PainSci summary of Posadzki 2011?This page is one of thousands in the PainScience.com bibliography. It is not a general article: it is focused on a single scientific paper, and it may provide only just enough context for the summary to make sense. Links to other papers and more general information are provided at the bottom of the page, as often as possible. ★★★★☆?4-star ratings are for bigger/better studies and reviews published in more prestigious journals, with only quibbles. Ratings are a highly subjective opinion, and subject to revision at any time. If you think this paper has been incorrectly rated, please let me know.

A review from particularly credible authors (Dr. Edzard Ernst and Dr. Paul Posadzki), with a classic more-study-needed-but-we’re-not-holding-our-breath conclusion: “There are few rigorous RCTs testing the effectiveness of spinal manipulations for treating cervicogenic headaches. The results are mixed and the only trial accounting for placebo effects fails to be positive. Therefore, the therapeutic value of this approach remains uncertain.”

original abstract

The objective of this systematic review was to assess the effectiveness of spinal manipulations as a treatment option for cervicogenic headaches. Seven databases were searched from their inception to February 2011. All randomized trials which investigated spinal manipulations performed by any type of healthcare professional for treating cervicogenic headaches in human subjects were considered.
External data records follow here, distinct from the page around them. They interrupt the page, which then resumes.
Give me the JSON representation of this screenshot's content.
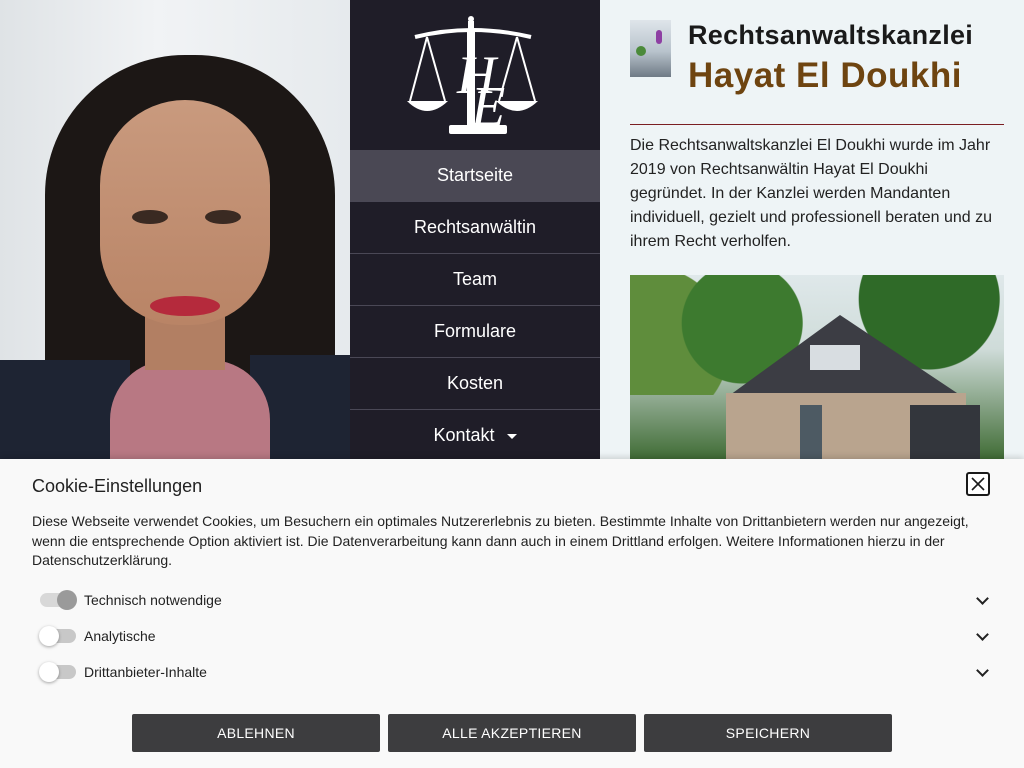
{
  "brand": {
    "line1": "Rechtsanwaltskanzlei",
    "line2": "Hayat El Doukhi"
  },
  "logo": {
    "icon": "scales-of-justice-monogram-icon",
    "monogram": "HE"
  },
  "nav": {
    "items": [
      {
        "label": "Startseite",
        "active": true
      },
      {
        "label": "Rechtsanwältin"
      },
      {
        "label": "Team"
      },
      {
        "label": "Formulare"
      },
      {
        "label": "Kosten"
      },
      {
        "label": "Kontakt",
        "has_dropdown": true
      }
    ]
  },
  "content": {
    "intro": "Die Rechtsanwaltskanzlei El Doukhi  wurde  im Jahr 2019 von Rechtsanwältin Hayat El Doukhi gegründet. In der Kanzlei werden Mandanten individuell, gezielt und professionell beraten und zu ihrem Recht verholfen."
  },
  "cookie": {
    "title": "Cookie-Einstellungen",
    "text": "Diese Webseite verwendet Cookies, um Besuchern ein optimales Nutzererlebnis zu bieten. Bestimmte Inhalte von Drittanbietern werden nur angezeigt, wenn die entsprechende Option aktiviert ist. Die Datenverarbeitung kann dann auch in einem Drittland erfolgen. Weitere Informationen hierzu in der Datenschutzerklärung.",
    "options": [
      {
        "label": "Technisch notwendige",
        "enabled": true
      },
      {
        "label": "Analytische",
        "enabled": false
      },
      {
        "label": "Drittanbieter-Inhalte",
        "enabled": false
      }
    ],
    "buttons": {
      "decline": "ABLEHNEN",
      "accept_all": "ALLE AKZEPTIEREN",
      "save": "SPEICHERN"
    }
  },
  "colors": {
    "nav_bg": "#1f1d28",
    "nav_active": "#4a4854",
    "brand_accent": "#6e4410",
    "rule": "#7a1e22",
    "button_bg": "#3d3d3f"
  }
}
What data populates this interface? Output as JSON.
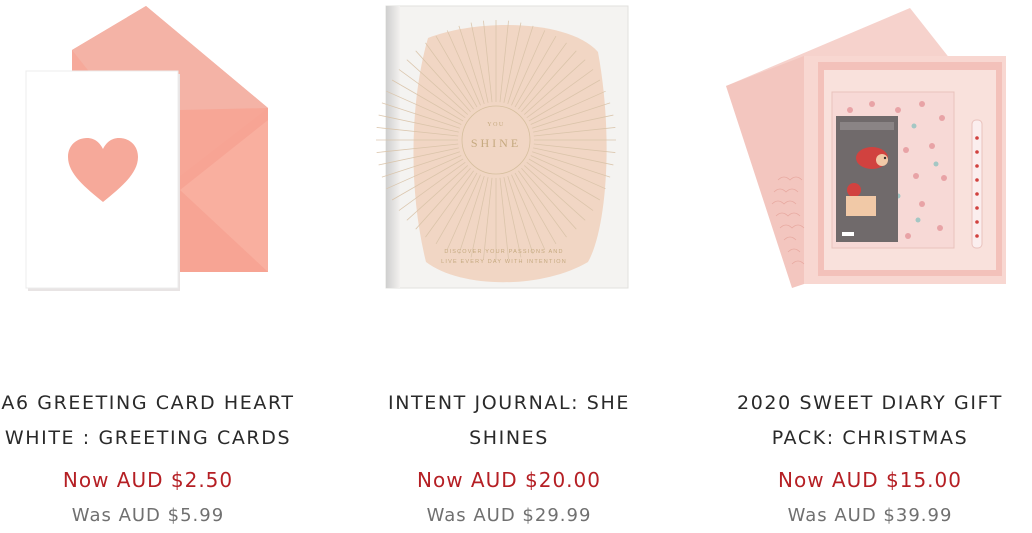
{
  "products": [
    {
      "name_line1": "A6 GREETING CARD HEART",
      "name_line2": "WHITE : GREETING CARDS",
      "price_now": "Now AUD $2.50",
      "price_was": "Was AUD $5.99",
      "image_icon": "greeting-card-heart-image"
    },
    {
      "name_line1": "INTENT JOURNAL: SHE",
      "name_line2": "SHINES",
      "price_now": "Now AUD $20.00",
      "price_was": "Was AUD $29.99",
      "image_icon": "journal-image",
      "cover_text_top": "YOU",
      "cover_text_main": "SHINE",
      "cover_text_sub1": "DISCOVER YOUR PASSIONS AND",
      "cover_text_sub2": "LIVE EVERY DAY WITH INTENTION"
    },
    {
      "name_line1": "2020 SWEET DIARY GIFT",
      "name_line2": "PACK: CHRISTMAS",
      "price_now": "Now AUD $15.00",
      "price_was": "Was AUD $39.99",
      "image_icon": "diary-gift-pack-image"
    }
  ],
  "colors": {
    "sale_price": "#b51f24",
    "was_price": "#707070",
    "title_text": "#2a2a2a"
  }
}
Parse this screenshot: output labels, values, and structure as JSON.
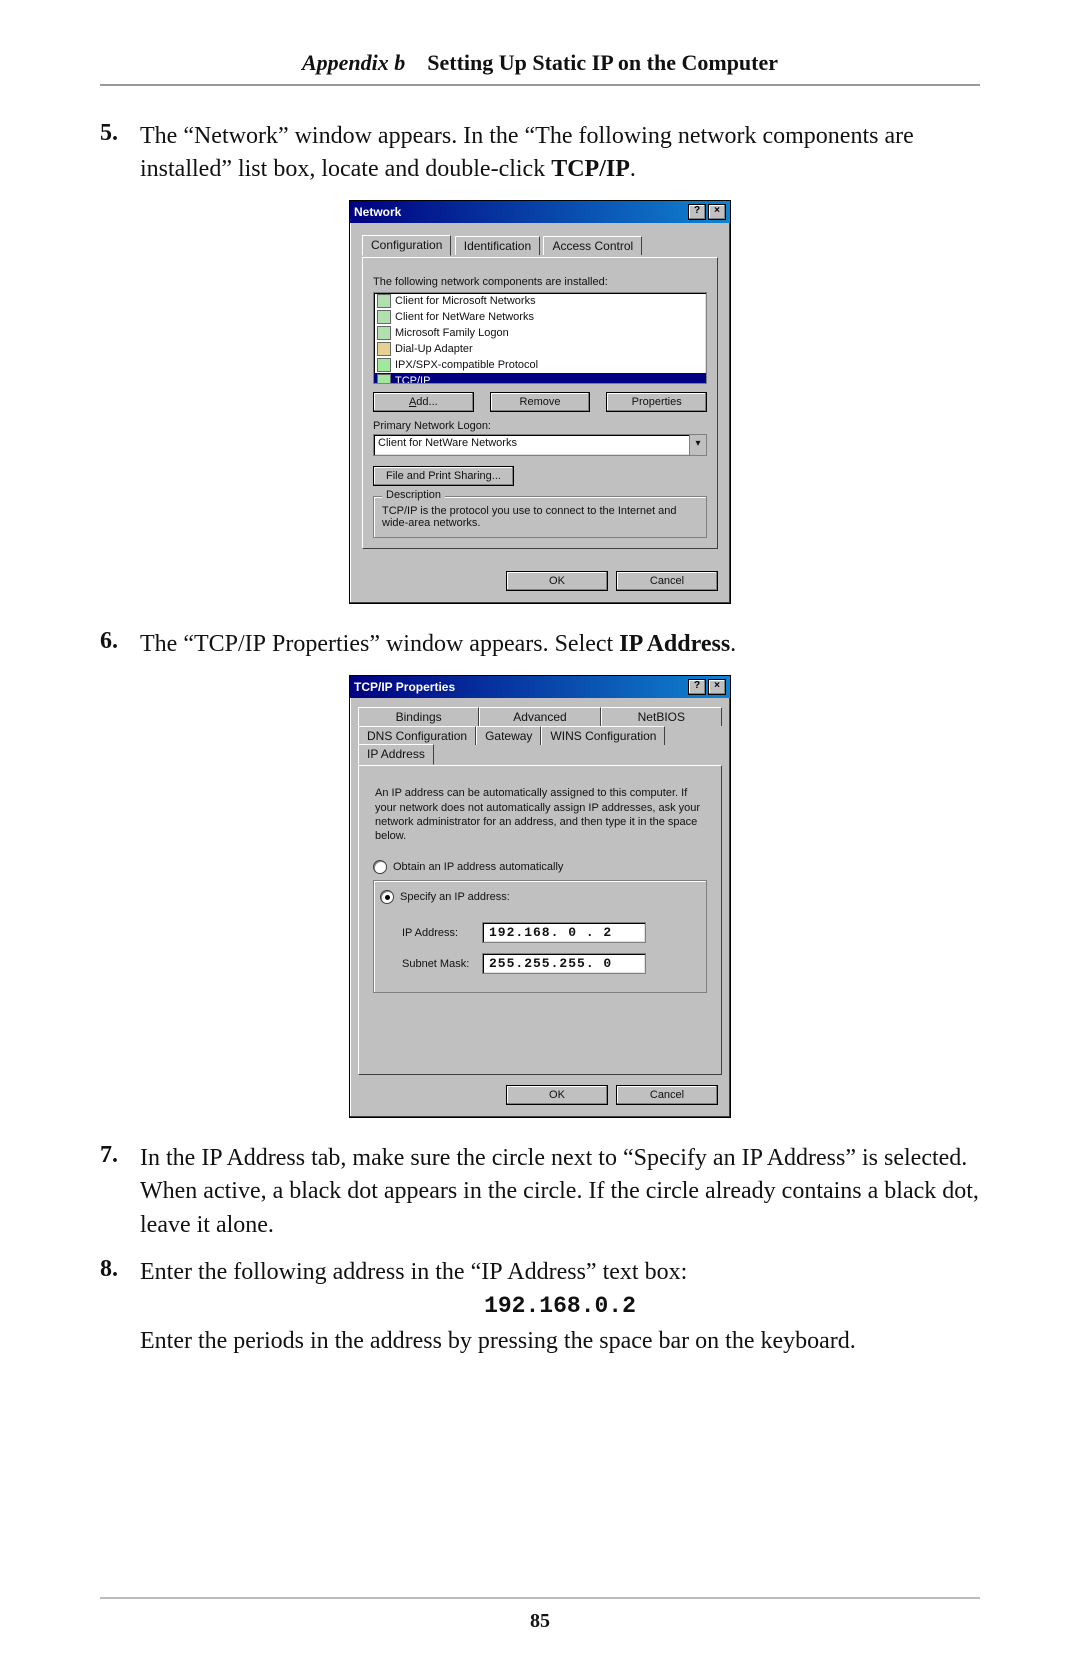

The selection of studies, data extraction, and validation were performed independently by 2 reviewers. Nine randomized clinical trials (RCTs) met the inclusion criteria. Their methodological quality was mostly poor. Six RCTs suggested that spinal manipulation is more effective than physical therapy, gentle massage, drug therapy, or no intervention. Three RCTs showed no differences in pain, duration, and frequency of headaches compared to placebo, manipulation, physical therapy, massage, or wait list controls. Adequate control for placebo effect was achieved in 1 RCT only, and this trial showed no benefit of spinal manipulations beyond a placebo effect. The majority of RCTs failed to provide details of adverse effects. There are few rigorous RCTs testing the effectiveness of spinal manipulations for treating cervicogenic headaches. The results are mixed and the only trial accounting for placebo effects fails to be positive. Therefore, the therapeutic value of this approach remains uncertain.

related content

These three articles on PainScience.com cite Posadzki 2011 as a source:


This page is part of the PainScience BIBLIOGRAPHY, which contains plain language summaries of thousands of scientific papers & others sources. It’s like a highly specialized blog.